## MATERIAL TO PROCESS
····················

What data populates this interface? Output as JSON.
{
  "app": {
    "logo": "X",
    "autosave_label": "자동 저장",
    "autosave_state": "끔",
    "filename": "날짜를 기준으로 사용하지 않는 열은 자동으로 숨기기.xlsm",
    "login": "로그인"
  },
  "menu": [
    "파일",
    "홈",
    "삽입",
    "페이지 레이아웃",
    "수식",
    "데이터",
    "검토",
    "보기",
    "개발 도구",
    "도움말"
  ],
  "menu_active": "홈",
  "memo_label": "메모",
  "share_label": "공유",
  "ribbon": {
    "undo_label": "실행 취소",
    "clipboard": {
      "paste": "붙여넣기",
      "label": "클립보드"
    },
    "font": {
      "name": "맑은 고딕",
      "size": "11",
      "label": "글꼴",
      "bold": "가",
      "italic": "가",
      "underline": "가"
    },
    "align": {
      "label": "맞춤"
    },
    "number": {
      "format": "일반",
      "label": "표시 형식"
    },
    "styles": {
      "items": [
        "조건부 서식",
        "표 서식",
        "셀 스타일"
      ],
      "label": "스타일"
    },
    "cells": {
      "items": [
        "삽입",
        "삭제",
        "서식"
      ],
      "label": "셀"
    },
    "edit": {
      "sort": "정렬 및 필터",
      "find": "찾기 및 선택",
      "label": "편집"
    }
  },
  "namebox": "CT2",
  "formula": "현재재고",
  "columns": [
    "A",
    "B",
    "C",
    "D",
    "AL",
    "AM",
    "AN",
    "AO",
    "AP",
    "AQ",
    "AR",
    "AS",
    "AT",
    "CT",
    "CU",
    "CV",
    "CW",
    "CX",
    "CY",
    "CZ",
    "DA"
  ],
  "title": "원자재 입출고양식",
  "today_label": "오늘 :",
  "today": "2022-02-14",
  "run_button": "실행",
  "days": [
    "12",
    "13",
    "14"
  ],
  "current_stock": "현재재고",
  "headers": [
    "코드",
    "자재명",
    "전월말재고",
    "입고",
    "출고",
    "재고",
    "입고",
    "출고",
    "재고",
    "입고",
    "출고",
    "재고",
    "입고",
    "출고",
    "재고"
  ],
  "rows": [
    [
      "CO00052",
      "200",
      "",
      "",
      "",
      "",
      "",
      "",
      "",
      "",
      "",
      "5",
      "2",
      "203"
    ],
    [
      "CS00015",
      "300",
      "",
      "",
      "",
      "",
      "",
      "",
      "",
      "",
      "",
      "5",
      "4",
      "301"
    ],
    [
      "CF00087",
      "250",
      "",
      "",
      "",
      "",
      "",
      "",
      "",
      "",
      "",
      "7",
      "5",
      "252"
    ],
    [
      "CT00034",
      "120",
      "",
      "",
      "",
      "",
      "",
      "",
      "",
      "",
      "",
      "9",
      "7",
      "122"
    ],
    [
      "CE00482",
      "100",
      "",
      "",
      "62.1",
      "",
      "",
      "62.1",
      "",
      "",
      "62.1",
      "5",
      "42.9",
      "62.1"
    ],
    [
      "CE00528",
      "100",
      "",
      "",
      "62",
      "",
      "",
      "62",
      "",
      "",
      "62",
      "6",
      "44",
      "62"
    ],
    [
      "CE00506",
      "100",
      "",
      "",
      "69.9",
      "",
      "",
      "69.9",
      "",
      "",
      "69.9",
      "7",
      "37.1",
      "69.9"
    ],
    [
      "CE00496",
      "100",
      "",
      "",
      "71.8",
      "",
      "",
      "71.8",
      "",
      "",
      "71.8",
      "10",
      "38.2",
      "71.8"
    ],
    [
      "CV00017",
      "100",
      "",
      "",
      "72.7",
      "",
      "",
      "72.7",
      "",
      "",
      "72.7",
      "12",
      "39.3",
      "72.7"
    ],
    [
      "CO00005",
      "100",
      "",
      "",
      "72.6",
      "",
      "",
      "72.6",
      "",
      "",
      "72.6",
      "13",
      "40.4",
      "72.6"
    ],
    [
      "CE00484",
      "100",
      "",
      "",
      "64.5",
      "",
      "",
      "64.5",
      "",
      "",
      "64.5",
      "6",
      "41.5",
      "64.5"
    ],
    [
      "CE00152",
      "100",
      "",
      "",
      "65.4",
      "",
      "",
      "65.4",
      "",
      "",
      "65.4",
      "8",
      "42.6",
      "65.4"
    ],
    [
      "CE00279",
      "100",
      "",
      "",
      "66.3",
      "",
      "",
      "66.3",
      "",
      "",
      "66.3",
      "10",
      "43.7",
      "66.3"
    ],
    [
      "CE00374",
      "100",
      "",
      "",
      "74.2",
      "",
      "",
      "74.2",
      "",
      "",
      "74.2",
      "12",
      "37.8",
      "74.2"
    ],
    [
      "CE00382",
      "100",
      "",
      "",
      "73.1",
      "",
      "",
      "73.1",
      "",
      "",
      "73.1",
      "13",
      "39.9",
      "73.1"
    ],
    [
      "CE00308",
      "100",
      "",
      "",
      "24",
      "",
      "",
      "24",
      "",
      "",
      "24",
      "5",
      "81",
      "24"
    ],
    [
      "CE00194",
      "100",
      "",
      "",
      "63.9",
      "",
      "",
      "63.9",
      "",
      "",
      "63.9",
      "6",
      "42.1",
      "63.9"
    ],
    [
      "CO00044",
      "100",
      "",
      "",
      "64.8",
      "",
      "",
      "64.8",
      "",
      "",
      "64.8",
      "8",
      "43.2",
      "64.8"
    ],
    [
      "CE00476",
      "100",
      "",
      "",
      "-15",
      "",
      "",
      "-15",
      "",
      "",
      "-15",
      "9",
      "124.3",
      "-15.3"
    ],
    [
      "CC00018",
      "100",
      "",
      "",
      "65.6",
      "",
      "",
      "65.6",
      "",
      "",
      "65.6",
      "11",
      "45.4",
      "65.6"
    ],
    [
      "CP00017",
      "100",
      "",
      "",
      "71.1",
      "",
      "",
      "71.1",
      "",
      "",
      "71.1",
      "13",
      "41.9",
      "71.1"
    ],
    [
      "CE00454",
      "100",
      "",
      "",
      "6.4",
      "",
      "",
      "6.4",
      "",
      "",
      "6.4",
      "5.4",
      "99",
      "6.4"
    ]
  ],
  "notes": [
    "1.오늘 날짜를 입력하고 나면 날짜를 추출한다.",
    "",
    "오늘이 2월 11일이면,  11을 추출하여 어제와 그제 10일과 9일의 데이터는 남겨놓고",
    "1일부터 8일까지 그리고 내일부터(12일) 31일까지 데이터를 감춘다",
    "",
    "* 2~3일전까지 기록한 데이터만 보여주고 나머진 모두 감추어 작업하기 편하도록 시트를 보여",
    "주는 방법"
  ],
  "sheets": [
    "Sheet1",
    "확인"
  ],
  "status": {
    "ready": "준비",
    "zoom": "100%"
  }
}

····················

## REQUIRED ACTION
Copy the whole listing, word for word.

## RESPONSE
What data populates this interface? Output as JSON.
{
  "app": {
    "logo": "X",
    "autosave_label": "자동 저장",
    "autosave_state": "끔",
    "filename": "날짜를 기준으로 사용하지 않는 열은 자동으로 숨기기.xlsm",
    "login": "로그인"
  },
  "menu": [
    "파일",
    "홈",
    "삽입",
    "페이지 레이아웃",
    "수식",
    "데이터",
    "검토",
    "보기",
    "개발 도구",
    "도움말"
  ],
  "menu_active": "홈",
  "memo_label": "메모",
  "share_label": "공유",
  "ribbon": {
    "undo_label": "실행 취소",
    "clipboard": {
      "paste": "붙여넣기",
      "label": "클립보드"
    },
    "font": {
      "name": "맑은 고딕",
      "size": "11",
      "label": "글꼴",
      "bold": "가",
      "italic": "가",
      "underline": "가"
    },
    "align": {
      "label": "맞춤"
    },
    "number": {
      "format": "일반",
      "label": "표시 형식"
    },
    "styles": {
      "items": [
        "조건부 서식",
        "표 서식",
        "셀 스타일"
      ],
      "label": "스타일"
    },
    "cells": {
      "items": [
        "삽입",
        "삭제",
        "서식"
      ],
      "label": "셀"
    },
    "edit": {
      "sort": "정렬 및 필터",
      "find": "찾기 및 선택",
      "label": "편집"
    }
  },
  "namebox": "CT2",
  "formula": "현재재고",
  "columns": [
    "A",
    "B",
    "C",
    "D",
    "AL",
    "AM",
    "AN",
    "AO",
    "AP",
    "AQ",
    "AR",
    "AS",
    "AT",
    "CT",
    "CU",
    "CV",
    "CW",
    "CX",
    "CY",
    "CZ",
    "DA"
  ],
  "title": "원자재 입출고양식",
  "today_label": "오늘 :",
  "today": "2022-02-14",
  "run_button": "실행",
  "days": [
    "12",
    "13",
    "14"
  ],
  "current_stock": "현재재고",
  "headers": [
    "코드",
    "자재명",
    "전월말재고",
    "입고",
    "출고",
    "재고",
    "입고",
    "출고",
    "재고",
    "입고",
    "출고",
    "재고",
    "입고",
    "출고",
    "재고"
  ],
  "rows": [
    [
      "CO00052",
      "200",
      "",
      "",
      "",
      "",
      "",
      "",
      "",
      "",
      "",
      "5",
      "2",
      "203"
    ],
    [
      "CS00015",
      "300",
      "",
      "",
      "",
      "",
      "",
      "",
      "",
      "",
      "",
      "5",
      "4",
      "301"
    ],
    [
      "CF00087",
      "250",
      "",
      "",
      "",
      "",
      "",
      "",
      "",
      "",
      "",
      "7",
      "5",
      "252"
    ],
    [
      "CT00034",
      "120",
      "",
      "",
      "",
      "",
      "",
      "",
      "",
      "",
      "",
      "9",
      "7",
      "122"
    ],
    [
      "CE00482",
      "100",
      "",
      "",
      "62.1",
      "",
      "",
      "62.1",
      "",
      "",
      "62.1",
      "5",
      "42.9",
      "62.1"
    ],
    [
      "CE00528",
      "100",
      "",
      "",
      "62",
      "",
      "",
      "62",
      "",
      "",
      "62",
      "6",
      "44",
      "62"
    ],
    [
      "CE00506",
      "100",
      "",
      "",
      "69.9",
      "",
      "",
      "69.9",
      "",
      "",
      "69.9",
      "7",
      "37.1",
      "69.9"
    ],
    [
      "CE00496",
      "100",
      "",
      "",
      "71.8",
      "",
      "",
      "71.8",
      "",
      "",
      "71.8",
      "10",
      "38.2",
      "71.8"
    ],
    [
      "CV00017",
      "100",
      "",
      "",
      "72.7",
      "",
      "",
      "72.7",
      "",
      "",
      "72.7",
      "12",
      "39.3",
      "72.7"
    ],
    [
      "CO00005",
      "100",
      "",
      "",
      "72.6",
      "",
      "",
      "72.6",
      "",
      "",
      "72.6",
      "13",
      "40.4",
      "72.6"
    ],
    [
      "CE00484",
      "100",
      "",
      "",
      "64.5",
      "",
      "",
      "64.5",
      "",
      "",
      "64.5",
      "6",
      "41.5",
      "64.5"
    ],
    [
      "CE00152",
      "100",
      "",
      "",
      "65.4",
      "",
      "",
      "65.4",
      "",
      "",
      "65.4",
      "8",
      "42.6",
      "65.4"
    ],
    [
      "CE00279",
      "100",
      "",
      "",
      "66.3",
      "",
      "",
      "66.3",
      "",
      "",
      "66.3",
      "10",
      "43.7",
      "66.3"
    ],
    [
      "CE00374",
      "100",
      "",
      "",
      "74.2",
      "",
      "",
      "74.2",
      "",
      "",
      "74.2",
      "12",
      "37.8",
      "74.2"
    ],
    [
      "CE00382",
      "100",
      "",
      "",
      "73.1",
      "",
      "",
      "73.1",
      "",
      "",
      "73.1",
      "13",
      "39.9",
      "73.1"
    ],
    [
      "CE00308",
      "100",
      "",
      "",
      "24",
      "",
      "",
      "24",
      "",
      "",
      "24",
      "5",
      "81",
      "24"
    ],
    [
      "CE00194",
      "100",
      "",
      "",
      "63.9",
      "",
      "",
      "63.9",
      "",
      "",
      "63.9",
      "6",
      "42.1",
      "63.9"
    ],
    [
      "CO00044",
      "100",
      "",
      "",
      "64.8",
      "",
      "",
      "64.8",
      "",
      "",
      "64.8",
      "8",
      "43.2",
      "64.8"
    ],
    [
      "CE00476",
      "100",
      "",
      "",
      "-15",
      "",
      "",
      "-15",
      "",
      "",
      "-15",
      "9",
      "124.3",
      "-15.3"
    ],
    [
      "CC00018",
      "100",
      "",
      "",
      "65.6",
      "",
      "",
      "65.6",
      "",
      "",
      "65.6",
      "11",
      "45.4",
      "65.6"
    ],
    [
      "CP00017",
      "100",
      "",
      "",
      "71.1",
      "",
      "",
      "71.1",
      "",
      "",
      "71.1",
      "13",
      "41.9",
      "71.1"
    ],
    [
      "CE00454",
      "100",
      "",
      "",
      "6.4",
      "",
      "",
      "6.4",
      "",
      "",
      "6.4",
      "5.4",
      "99",
      "6.4"
    ]
  ],
  "notes": [
    "1.오늘 날짜를 입력하고 나면 날짜를 추출한다.",
    "",
    "오늘이 2월 11일이면,  11을 추출하여 어제와 그제 10일과 9일의 데이터는 남겨놓고",
    "1일부터 8일까지 그리고 내일부터(12일) 31일까지 데이터를 감춘다",
    "",
    "* 2~3일전까지 기록한 데이터만 보여주고 나머진 모두 감추어 작업하기 편하도록 시트를 보여",
    "주는 방법"
  ],
  "sheets": [
    "Sheet1",
    "확인"
  ],
  "status": {
    "ready": "준비",
    "zoom": "100%"
  }
}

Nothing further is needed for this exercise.